Interface dataset entries
────────────────────
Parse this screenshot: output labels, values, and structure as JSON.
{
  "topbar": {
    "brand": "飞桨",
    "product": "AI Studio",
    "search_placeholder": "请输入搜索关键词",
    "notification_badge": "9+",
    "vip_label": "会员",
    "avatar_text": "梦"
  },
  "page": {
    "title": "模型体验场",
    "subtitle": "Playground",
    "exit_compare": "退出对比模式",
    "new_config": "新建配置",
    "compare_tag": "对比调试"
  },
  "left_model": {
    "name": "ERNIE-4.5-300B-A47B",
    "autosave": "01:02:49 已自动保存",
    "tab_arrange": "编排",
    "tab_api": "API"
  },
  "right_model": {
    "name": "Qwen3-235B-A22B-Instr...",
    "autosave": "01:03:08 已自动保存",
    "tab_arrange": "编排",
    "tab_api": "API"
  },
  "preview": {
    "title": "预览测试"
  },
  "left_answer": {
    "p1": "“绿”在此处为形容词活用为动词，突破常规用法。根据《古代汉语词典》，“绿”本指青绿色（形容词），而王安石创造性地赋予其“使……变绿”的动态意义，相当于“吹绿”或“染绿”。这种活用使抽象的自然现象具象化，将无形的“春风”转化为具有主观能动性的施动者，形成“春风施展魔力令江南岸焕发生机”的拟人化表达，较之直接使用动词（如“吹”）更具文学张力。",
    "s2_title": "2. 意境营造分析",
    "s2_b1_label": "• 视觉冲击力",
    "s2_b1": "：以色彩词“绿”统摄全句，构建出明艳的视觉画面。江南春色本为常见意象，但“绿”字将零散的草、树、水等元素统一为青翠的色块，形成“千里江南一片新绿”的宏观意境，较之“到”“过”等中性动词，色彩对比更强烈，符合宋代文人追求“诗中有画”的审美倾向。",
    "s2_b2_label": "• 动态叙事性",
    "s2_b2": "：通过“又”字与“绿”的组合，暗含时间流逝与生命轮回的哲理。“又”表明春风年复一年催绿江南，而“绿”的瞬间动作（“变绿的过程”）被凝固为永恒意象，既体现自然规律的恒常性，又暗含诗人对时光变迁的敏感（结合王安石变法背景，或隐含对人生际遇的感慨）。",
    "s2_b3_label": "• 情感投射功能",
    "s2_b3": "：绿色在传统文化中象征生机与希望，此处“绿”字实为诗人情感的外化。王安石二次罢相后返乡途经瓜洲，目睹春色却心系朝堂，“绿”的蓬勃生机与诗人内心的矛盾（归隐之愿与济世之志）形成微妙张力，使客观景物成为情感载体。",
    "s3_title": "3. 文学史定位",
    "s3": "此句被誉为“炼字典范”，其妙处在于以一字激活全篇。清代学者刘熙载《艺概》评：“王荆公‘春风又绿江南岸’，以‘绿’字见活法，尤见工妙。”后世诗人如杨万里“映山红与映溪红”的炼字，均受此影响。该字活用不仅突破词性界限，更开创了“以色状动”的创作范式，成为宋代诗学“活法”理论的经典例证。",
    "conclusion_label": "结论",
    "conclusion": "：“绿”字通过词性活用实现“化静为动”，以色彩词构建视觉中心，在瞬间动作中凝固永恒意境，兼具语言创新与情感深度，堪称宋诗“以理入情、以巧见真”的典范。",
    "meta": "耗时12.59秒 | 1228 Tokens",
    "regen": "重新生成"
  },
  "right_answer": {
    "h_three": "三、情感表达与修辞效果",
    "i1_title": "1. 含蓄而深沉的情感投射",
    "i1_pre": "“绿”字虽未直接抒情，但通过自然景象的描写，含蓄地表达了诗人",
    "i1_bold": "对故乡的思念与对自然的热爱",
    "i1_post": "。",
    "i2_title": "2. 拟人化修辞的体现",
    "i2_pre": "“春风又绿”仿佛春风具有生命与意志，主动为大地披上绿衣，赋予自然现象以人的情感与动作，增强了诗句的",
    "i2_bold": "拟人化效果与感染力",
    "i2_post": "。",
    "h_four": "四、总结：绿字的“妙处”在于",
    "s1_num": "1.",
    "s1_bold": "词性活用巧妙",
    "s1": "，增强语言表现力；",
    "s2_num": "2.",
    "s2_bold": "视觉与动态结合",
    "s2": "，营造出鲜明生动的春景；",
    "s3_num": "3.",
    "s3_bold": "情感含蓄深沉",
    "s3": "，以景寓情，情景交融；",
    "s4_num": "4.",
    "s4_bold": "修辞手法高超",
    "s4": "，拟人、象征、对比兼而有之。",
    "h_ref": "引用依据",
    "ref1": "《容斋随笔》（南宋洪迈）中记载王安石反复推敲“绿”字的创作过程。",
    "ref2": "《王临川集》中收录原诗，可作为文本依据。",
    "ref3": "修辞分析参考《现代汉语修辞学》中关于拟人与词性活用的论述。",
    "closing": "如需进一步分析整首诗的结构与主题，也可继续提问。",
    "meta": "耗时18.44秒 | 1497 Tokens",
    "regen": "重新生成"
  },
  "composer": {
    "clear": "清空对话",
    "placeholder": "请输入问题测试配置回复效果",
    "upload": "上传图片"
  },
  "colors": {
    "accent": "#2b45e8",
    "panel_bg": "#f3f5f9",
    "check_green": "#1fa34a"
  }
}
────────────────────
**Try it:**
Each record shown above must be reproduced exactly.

**Problem solution:**
Parse this screenshot: output labels, values, and structure as JSON.
{
  "topbar": {
    "brand": "飞桨",
    "product": "AI Studio",
    "search_placeholder": "请输入搜索关键词",
    "notification_badge": "9+",
    "vip_label": "会员",
    "avatar_text": "梦"
  },
  "page": {
    "title": "模型体验场",
    "subtitle": "Playground",
    "exit_compare": "退出对比模式",
    "new_config": "新建配置",
    "compare_tag": "对比调试"
  },
  "left_model": {
    "name": "ERNIE-4.5-300B-A47B",
    "autosave": "01:02:49 已自动保存",
    "tab_arrange": "编排",
    "tab_api": "API"
  },
  "right_model": {
    "name": "Qwen3-235B-A22B-Instr...",
    "autosave": "01:03:08 已自动保存",
    "tab_arrange": "编排",
    "tab_api": "API"
  },
  "preview": {
    "title": "预览测试"
  },
  "left_answer": {
    "p1": "“绿”在此处为形容词活用为动词，突破常规用法。根据《古代汉语词典》，“绿”本指青绿色（形容词），而王安石创造性地赋予其“使……变绿”的动态意义，相当于“吹绿”或“染绿”。这种活用使抽象的自然现象具象化，将无形的“春风”转化为具有主观能动性的施动者，形成“春风施展魔力令江南岸焕发生机”的拟人化表达，较之直接使用动词（如“吹”）更具文学张力。",
    "s2_title": "2. 意境营造分析",
    "s2_b1_label": "• 视觉冲击力",
    "s2_b1": "：以色彩词“绿”统摄全句，构建出明艳的视觉画面。江南春色本为常见意象，但“绿”字将零散的草、树、水等元素统一为青翠的色块，形成“千里江南一片新绿”的宏观意境，较之“到”“过”等中性动词，色彩对比更强烈，符合宋代文人追求“诗中有画”的审美倾向。",
    "s2_b2_label": "• 动态叙事性",
    "s2_b2": "：通过“又”字与“绿”的组合，暗含时间流逝与生命轮回的哲理。“又”表明春风年复一年催绿江南，而“绿”的瞬间动作（“变绿的过程”）被凝固为永恒意象，既体现自然规律的恒常性，又暗含诗人对时光变迁的敏感（结合王安石变法背景，或隐含对人生际遇的感慨）。",
    "s2_b3_label": "• 情感投射功能",
    "s2_b3": "：绿色在传统文化中象征生机与希望，此处“绿”字实为诗人情感的外化。王安石二次罢相后返乡途经瓜洲，目睹春色却心系朝堂，“绿”的蓬勃生机与诗人内心的矛盾（归隐之愿与济世之志）形成微妙张力，使客观景物成为情感载体。",
    "s3_title": "3. 文学史定位",
    "s3": "此句被誉为“炼字典范”，其妙处在于以一字激活全篇。清代学者刘熙载《艺概》评：“王荆公‘春风又绿江南岸’，以‘绿’字见活法，尤见工妙。”后世诗人如杨万里“映山红与映溪红”的炼字，均受此影响。该字活用不仅突破词性界限，更开创了“以色状动”的创作范式，成为宋代诗学“活法”理论的经典例证。",
    "conclusion_label": "结论",
    "conclusion": "：“绿”字通过词性活用实现“化静为动”，以色彩词构建视觉中心，在瞬间动作中凝固永恒意境，兼具语言创新与情感深度，堪称宋诗“以理入情、以巧见真”的典范。",
    "meta": "耗时12.59秒 | 1228 Tokens",
    "regen": "重新生成"
  },
  "right_answer": {
    "h_three": "三、情感表达与修辞效果",
    "i1_title": "1. 含蓄而深沉的情感投射",
    "i1_pre": "“绿”字虽未直接抒情，但通过自然景象的描写，含蓄地表达了诗人",
    "i1_bold": "对故乡的思念与对自然的热爱",
    "i1_post": "。",
    "i2_title": "2. 拟人化修辞的体现",
    "i2_pre": "“春风又绿”仿佛春风具有生命与意志，主动为大地披上绿衣，赋予自然现象以人的情感与动作，增强了诗句的",
    "i2_bold": "拟人化效果与感染力",
    "i2_post": "。",
    "h_four": "四、总结：绿字的“妙处”在于",
    "s1_num": "1.",
    "s1_bold": "词性活用巧妙",
    "s1": "，增强语言表现力；",
    "s2_num": "2.",
    "s2_bold": "视觉与动态结合",
    "s2": "，营造出鲜明生动的春景；",
    "s3_num": "3.",
    "s3_bold": "情感含蓄深沉",
    "s3": "，以景寓情，情景交融；",
    "s4_num": "4.",
    "s4_bold": "修辞手法高超",
    "s4": "，拟人、象征、对比兼而有之。",
    "h_ref": "引用依据",
    "ref1": "《容斋随笔》（南宋洪迈）中记载王安石反复推敲“绿”字的创作过程。",
    "ref2": "《王临川集》中收录原诗，可作为文本依据。",
    "ref3": "修辞分析参考《现代汉语修辞学》中关于拟人与词性活用的论述。",
    "closing": "如需进一步分析整首诗的结构与主题，也可继续提问。",
    "meta": "耗时18.44秒 | 1497 Tokens",
    "regen": "重新生成"
  },
  "composer": {
    "clear": "清空对话",
    "placeholder": "请输入问题测试配置回复效果",
    "upload": "上传图片"
  },
  "colors": {
    "accent": "#2b45e8",
    "panel_bg": "#f3f5f9",
    "check_green": "#1fa34a"
  }
}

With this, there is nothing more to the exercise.